Items from an interface collection
• • •
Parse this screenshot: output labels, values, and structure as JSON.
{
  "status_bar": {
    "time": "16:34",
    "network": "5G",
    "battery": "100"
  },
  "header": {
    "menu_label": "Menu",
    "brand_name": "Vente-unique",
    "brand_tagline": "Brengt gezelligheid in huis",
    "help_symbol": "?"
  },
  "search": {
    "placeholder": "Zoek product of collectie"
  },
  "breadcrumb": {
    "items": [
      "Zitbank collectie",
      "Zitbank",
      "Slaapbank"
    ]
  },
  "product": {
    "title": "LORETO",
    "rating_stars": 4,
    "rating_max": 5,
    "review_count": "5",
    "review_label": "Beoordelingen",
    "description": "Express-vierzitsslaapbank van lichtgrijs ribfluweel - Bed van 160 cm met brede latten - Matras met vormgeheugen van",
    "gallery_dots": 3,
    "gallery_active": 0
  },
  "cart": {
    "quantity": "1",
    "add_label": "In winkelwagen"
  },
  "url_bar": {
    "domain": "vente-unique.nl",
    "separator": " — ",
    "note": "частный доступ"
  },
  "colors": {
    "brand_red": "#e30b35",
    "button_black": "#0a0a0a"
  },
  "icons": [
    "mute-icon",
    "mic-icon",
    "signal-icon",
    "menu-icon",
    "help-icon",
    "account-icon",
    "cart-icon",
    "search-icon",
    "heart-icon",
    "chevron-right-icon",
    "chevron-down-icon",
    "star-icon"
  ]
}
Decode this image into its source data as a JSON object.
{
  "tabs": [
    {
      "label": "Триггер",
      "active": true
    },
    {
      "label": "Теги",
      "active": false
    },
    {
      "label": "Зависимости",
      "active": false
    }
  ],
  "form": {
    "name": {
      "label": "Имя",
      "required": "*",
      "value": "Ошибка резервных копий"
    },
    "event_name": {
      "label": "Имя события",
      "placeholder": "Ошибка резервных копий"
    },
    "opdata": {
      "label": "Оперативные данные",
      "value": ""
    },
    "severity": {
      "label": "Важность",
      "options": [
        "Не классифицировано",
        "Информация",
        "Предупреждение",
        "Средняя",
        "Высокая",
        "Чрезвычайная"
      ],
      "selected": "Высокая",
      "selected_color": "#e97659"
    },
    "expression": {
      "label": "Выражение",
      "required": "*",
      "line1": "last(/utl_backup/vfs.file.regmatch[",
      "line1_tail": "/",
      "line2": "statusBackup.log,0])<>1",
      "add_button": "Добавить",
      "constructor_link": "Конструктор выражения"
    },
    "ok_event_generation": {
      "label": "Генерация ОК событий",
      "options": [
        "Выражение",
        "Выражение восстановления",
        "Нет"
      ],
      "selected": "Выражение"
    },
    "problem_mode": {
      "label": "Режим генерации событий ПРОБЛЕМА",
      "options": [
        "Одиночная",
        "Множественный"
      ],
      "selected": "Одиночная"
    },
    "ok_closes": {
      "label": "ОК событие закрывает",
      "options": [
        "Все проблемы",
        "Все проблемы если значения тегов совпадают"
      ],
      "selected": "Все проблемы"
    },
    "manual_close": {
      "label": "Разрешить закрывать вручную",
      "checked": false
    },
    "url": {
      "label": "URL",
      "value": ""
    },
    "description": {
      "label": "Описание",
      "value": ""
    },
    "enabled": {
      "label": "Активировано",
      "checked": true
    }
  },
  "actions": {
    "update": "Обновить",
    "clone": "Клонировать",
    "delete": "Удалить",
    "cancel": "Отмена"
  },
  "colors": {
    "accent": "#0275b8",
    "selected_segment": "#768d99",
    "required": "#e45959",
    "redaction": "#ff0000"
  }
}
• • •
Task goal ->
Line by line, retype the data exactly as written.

Problem solution ->
Parse this screenshot: output labels, values, and structure as JSON.
{
  "status_bar": {
    "time": "16:34",
    "network": "5G",
    "battery": "100"
  },
  "header": {
    "menu_label": "Menu",
    "brand_name": "Vente-unique",
    "brand_tagline": "Brengt gezelligheid in huis",
    "help_symbol": "?"
  },
  "search": {
    "placeholder": "Zoek product of collectie"
  },
  "breadcrumb": {
    "items": [
      "Zitbank collectie",
      "Zitbank",
      "Slaapbank"
    ]
  },
  "product": {
    "title": "LORETO",
    "rating_stars": 4,
    "rating_max": 5,
    "review_count": "5",
    "review_label": "Beoordelingen",
    "description": "Express-vierzitsslaapbank van lichtgrijs ribfluweel - Bed van 160 cm met brede latten - Matras met vormgeheugen van",
    "gallery_dots": 3,
    "gallery_active": 0
  },
  "cart": {
    "quantity": "1",
    "add_label": "In winkelwagen"
  },
  "url_bar": {
    "domain": "vente-unique.nl",
    "separator": " — ",
    "note": "частный доступ"
  },
  "colors": {
    "brand_red": "#e30b35",
    "button_black": "#0a0a0a"
  },
  "icons": [
    "mute-icon",
    "mic-icon",
    "signal-icon",
    "menu-icon",
    "help-icon",
    "account-icon",
    "cart-icon",
    "search-icon",
    "heart-icon",
    "chevron-right-icon",
    "chevron-down-icon",
    "star-icon"
  ]
}
Decode this image into its source data as a JSON object.
{
  "tabs": [
    {
      "label": "Триггер",
      "active": true
    },
    {
      "label": "Теги",
      "active": false
    },
    {
      "label": "Зависимости",
      "active": false
    }
  ],
  "form": {
    "name": {
      "label": "Имя",
      "required": "*",
      "value": "Ошибка резервных копий"
    },
    "event_name": {
      "label": "Имя события",
      "placeholder": "Ошибка резервных копий"
    },
    "opdata": {
      "label": "Оперативные данные",
      "value": ""
    },
    "severity": {
      "label": "Важность",
      "options": [
        "Не классифицировано",
        "Информация",
        "Предупреждение",
        "Средняя",
        "Высокая",
        "Чрезвычайная"
      ],
      "selected": "Высокая",
      "selected_color": "#e97659"
    },
    "expression": {
      "label": "Выражение",
      "required": "*",
      "line1": "last(/utl_backup/vfs.file.regmatch[",
      "line1_tail": "/",
      "line2": "statusBackup.log,0])<>1",
      "add_button": "Добавить",
      "constructor_link": "Конструктор выражения"
    },
    "ok_event_generation": {
      "label": "Генерация ОК событий",
      "options": [
        "Выражение",
        "Выражение восстановления",
        "Нет"
      ],
      "selected": "Выражение"
    },
    "problem_mode": {
      "label": "Режим генерации событий ПРОБЛЕМА",
      "options": [
        "Одиночная",
        "Множественный"
      ],
      "selected": "Одиночная"
    },
    "ok_closes": {
      "label": "ОК событие закрывает",
      "options": [
        "Все проблемы",
        "Все проблемы если значения тегов совпадают"
      ],
      "selected": "Все проблемы"
    },
    "manual_close": {
      "label": "Разрешить закрывать вручную",
      "checked": false
    },
    "url": {
      "label": "URL",
      "value": ""
    },
    "description": {
      "label": "Описание",
      "value": ""
    },
    "enabled": {
      "label": "Активировано",
      "checked": true
    }
  },
  "actions": {
    "update": "Обновить",
    "clone": "Клонировать",
    "delete": "Удалить",
    "cancel": "Отмена"
  },
  "colors": {
    "accent": "#0275b8",
    "selected_segment": "#768d99",
    "required": "#e45959",
    "redaction": "#ff0000"
  }
}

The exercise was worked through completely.